chapter  1
32 Pages

Approaches and sources

The period name ‘hellenistic’ is one of the most frequently discussed terms in the study of the ancient world.1 It derives from the ancient Greek verb hellênizô, ‘I behave like a Greek’, ‘I adopt Greek ways’, or ‘I speak Greek’, and therefore ultimately from the Greeks’ name for themselves, Hellênes.
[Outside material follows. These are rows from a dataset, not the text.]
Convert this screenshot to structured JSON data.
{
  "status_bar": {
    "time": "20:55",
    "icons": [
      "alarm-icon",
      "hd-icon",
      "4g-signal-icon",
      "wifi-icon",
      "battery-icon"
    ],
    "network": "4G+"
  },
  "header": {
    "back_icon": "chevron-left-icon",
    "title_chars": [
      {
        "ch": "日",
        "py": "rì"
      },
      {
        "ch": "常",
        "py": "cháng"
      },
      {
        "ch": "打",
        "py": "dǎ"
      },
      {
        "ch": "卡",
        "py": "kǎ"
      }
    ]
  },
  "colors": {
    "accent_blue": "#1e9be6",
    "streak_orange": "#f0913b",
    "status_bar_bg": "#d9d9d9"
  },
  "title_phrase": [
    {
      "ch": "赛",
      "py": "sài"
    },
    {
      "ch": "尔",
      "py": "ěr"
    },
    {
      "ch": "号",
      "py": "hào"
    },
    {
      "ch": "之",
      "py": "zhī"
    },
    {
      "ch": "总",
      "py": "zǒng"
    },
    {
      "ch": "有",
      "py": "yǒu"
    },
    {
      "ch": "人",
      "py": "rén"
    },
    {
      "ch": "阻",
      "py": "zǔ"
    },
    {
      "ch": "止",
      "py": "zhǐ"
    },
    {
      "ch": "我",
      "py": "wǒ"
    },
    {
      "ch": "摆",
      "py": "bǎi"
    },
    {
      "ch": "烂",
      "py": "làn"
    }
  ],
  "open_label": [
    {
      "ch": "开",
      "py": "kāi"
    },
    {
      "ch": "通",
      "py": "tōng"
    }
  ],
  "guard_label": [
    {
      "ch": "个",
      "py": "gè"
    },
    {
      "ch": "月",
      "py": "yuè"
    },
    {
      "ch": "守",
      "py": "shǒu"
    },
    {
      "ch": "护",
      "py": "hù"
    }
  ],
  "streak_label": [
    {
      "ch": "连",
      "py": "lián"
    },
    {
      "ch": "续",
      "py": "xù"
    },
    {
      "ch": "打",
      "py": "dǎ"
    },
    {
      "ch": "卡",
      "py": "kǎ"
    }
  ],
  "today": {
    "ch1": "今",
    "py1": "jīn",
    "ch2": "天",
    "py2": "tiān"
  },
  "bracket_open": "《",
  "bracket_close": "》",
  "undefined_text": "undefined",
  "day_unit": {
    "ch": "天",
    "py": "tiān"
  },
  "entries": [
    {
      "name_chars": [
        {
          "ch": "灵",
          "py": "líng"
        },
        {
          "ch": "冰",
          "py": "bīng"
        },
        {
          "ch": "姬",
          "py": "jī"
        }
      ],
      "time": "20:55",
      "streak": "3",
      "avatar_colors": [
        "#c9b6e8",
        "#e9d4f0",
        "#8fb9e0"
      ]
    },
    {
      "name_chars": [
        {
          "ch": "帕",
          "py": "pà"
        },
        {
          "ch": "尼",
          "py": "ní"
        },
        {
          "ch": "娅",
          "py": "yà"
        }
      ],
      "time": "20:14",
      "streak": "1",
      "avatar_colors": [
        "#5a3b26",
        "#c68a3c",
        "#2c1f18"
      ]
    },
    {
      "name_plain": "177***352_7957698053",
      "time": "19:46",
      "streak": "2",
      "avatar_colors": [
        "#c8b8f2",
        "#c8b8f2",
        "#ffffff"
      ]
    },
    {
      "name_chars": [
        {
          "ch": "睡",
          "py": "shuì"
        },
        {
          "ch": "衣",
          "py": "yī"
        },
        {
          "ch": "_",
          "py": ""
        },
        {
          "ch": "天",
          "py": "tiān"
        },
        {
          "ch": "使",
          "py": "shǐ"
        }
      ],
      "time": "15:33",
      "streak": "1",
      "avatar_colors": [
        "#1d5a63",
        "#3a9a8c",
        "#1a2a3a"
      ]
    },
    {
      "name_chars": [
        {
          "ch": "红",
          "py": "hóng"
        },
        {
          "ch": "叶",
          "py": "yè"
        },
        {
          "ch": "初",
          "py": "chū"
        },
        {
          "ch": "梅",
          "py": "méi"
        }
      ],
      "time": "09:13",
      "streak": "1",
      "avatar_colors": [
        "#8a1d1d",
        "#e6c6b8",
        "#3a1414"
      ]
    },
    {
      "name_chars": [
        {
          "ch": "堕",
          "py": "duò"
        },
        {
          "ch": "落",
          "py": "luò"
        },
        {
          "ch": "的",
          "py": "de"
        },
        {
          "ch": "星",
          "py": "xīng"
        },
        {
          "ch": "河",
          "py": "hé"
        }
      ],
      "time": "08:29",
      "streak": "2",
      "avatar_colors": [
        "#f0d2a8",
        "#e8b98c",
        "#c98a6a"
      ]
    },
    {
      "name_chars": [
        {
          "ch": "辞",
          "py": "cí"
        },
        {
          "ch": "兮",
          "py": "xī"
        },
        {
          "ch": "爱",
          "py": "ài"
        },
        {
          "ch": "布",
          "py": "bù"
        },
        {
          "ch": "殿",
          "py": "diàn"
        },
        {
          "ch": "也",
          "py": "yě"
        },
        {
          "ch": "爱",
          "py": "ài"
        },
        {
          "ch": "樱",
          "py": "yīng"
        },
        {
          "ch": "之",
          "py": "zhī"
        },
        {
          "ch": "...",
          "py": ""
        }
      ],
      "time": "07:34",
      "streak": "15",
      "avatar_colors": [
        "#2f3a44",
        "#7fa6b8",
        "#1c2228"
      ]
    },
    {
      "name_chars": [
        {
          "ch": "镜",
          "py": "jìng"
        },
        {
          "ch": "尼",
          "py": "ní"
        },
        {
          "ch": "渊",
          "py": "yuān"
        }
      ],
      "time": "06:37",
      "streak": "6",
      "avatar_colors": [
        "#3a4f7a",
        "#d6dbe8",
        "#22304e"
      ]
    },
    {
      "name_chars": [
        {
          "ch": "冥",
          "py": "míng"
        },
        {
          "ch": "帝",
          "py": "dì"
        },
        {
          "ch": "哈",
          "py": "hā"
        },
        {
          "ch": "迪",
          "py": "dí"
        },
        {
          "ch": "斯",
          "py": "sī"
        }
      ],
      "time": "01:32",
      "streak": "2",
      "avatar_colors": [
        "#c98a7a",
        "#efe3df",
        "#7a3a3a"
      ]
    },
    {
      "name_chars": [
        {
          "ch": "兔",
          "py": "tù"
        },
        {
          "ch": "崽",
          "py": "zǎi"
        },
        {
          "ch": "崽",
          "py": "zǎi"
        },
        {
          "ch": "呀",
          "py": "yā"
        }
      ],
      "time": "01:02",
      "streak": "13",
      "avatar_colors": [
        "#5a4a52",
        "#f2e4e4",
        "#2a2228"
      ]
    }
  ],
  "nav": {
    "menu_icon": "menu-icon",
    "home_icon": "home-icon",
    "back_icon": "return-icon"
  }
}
It is however, a modern coinage, based on the term Hellenismus, which the midnineteenth-century Prussian historian J. G. Droysen employed to describe the period when the spread of Greek culture to parts of the non-Greek world was given new impetus by the invasion of Asia by Alexander.2 Droysen’s work focused attention on the period as a distinctive phase of Greek culture;3 sweeping views of a distinctive, unified hellenistic world-culture appear in more or less explicit forms in such magisterial treatments as those by Kaerst4 and Beloch,5 and are occasionally met with even now.6